Columbia Expansion Approved In NYC

CORRECTION APPENDED

Columbia University has won approval for a $7 billion, 25-year expansion of its Manhattan campus just as Harvard enters the first phase of its even more ambitious plan to enlarge the University’s presence in Allston.

The Columbia plan, approved by the New York City Council last month, offers ammunition to local critics who say that Harvard isn’t doing enough to provide benefits to the Allston community that will be affected by the expansion.

As part of a deal to build a state-of-the-art, four-building science complex in Allston, Harvard has pledged $25 million in benefits to the community. Meanwhile, Columbia’s entire 25-year plan is accompanied by a $150 million community benefits agreement including a new Columbia-assisted public secondary school.

“In the Columbia plan, there is no question of public or private—it is very clearly public space that is much more welcome to use,” said Harry Mattison, a member of the Harvard-Allston Task Force, which was created by Boston Mayor Thomas M. Menino.

In Harvard’s plan, Mattison said, “you put the walls on the outside and keep the nice grassy courtyard for people that are part of really only the Harvard community.”

Harvard officials say they are taking the Allston community’s concerns seriously. “There have been more than 70 community meetings both on the master plan and on the first science buildings,” said Lauren Marshall, a Harvard spokeswoman. “All of that discussion and dialogue goes to inform our planning as projects shape.”
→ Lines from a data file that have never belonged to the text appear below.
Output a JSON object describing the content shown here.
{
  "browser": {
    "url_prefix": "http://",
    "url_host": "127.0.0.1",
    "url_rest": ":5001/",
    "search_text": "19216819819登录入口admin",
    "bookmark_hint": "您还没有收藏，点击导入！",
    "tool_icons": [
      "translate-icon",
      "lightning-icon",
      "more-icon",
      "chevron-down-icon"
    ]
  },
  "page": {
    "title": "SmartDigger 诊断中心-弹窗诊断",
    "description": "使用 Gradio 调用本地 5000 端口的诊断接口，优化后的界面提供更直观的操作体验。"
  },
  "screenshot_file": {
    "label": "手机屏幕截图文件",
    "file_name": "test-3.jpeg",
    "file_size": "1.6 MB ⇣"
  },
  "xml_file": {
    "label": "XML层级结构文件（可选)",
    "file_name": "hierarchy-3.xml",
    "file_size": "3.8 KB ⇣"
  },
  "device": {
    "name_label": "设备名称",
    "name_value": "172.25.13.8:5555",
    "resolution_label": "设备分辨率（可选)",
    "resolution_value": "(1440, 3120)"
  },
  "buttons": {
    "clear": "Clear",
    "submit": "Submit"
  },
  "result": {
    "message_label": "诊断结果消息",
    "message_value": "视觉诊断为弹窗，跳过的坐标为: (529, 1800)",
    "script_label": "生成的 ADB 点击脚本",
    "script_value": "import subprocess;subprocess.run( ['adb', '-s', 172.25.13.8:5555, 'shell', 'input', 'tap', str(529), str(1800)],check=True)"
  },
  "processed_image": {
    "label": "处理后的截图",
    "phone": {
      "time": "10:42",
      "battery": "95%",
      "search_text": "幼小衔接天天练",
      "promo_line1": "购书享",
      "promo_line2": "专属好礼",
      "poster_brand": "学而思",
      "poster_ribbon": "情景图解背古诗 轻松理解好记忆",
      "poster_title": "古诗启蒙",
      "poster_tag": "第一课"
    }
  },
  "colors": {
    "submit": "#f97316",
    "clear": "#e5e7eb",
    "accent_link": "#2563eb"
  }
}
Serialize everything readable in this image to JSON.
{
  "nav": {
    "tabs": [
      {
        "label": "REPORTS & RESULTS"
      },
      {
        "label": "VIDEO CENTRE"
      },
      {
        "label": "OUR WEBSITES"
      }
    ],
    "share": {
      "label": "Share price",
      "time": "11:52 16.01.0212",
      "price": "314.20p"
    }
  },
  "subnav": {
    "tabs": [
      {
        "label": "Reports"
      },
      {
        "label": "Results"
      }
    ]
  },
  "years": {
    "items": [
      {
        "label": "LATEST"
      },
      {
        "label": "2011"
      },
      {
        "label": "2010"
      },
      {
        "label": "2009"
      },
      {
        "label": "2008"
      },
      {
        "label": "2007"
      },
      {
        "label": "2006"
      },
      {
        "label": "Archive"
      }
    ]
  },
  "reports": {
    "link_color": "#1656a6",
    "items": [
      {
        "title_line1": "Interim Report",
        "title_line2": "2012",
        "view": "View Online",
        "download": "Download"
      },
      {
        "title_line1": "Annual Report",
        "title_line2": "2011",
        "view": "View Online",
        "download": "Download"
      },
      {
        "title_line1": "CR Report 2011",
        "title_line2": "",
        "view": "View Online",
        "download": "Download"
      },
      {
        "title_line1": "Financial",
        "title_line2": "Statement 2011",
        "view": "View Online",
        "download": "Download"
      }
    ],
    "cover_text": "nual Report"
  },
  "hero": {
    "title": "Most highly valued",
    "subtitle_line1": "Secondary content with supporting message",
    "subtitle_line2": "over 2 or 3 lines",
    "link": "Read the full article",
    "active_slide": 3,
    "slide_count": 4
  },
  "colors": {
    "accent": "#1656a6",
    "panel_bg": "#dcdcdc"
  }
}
Columbia’s project will rezone part of the Manhattanville manufacturing zone in West Harlem into a 17-acre addition to the university’s main campus. Plans call for it to include more than 6.8 million square feet of space for education, research, and cultural facilities.

Harvard’s Allston expansion, by comparison, will cover about 200 acres of Allston. “Universities all over America are now finding they have to plan expansion and growth, particularly in science,” said Kathy A. Spiegelman, Harvard’s chief Allston planner.

Despite its large benefits package, Columbia has also faced opposition from community groups as it lobbied New York for approval of its plan. Columbia says it will not use the power of eminent domain on residential properties but reserves the right to request the state to consider using eminent domain on commercial properties.

Mattison claimed that Columbia is making a more tangible investment in the community than Harvard is in its expansion. He said that the secondary school to be built by Columbia will enroll an equal number of children who live in the community and children whose parents are affiliated with Columbia. [SEE CORRECTION BELOW] He also pointed out that Columbia’s Web site offers an explanation of the expansion in both English and Spanish, while Harvard’s does not. According to a 2007 survey by the Boston Public Health Commission, 8.5 percent of Allston/Brighton residents speak Spanish at home.

—Staff writer Vidya B. Viswanathan can be reached at viswanat@fas.harvard.edu.

CORRECTION: The Jan. 3 news article "Columbia Expansion Approved in NYC" incorrectly stated that Columbia University would build a secondary school that would enroll an equal number of community children and children of Columbia affiliates. In fact, the university has committed to help build a secondary school for math, science, and engineering as part of its expansion into Harlem, but it will not determine which students are admitted.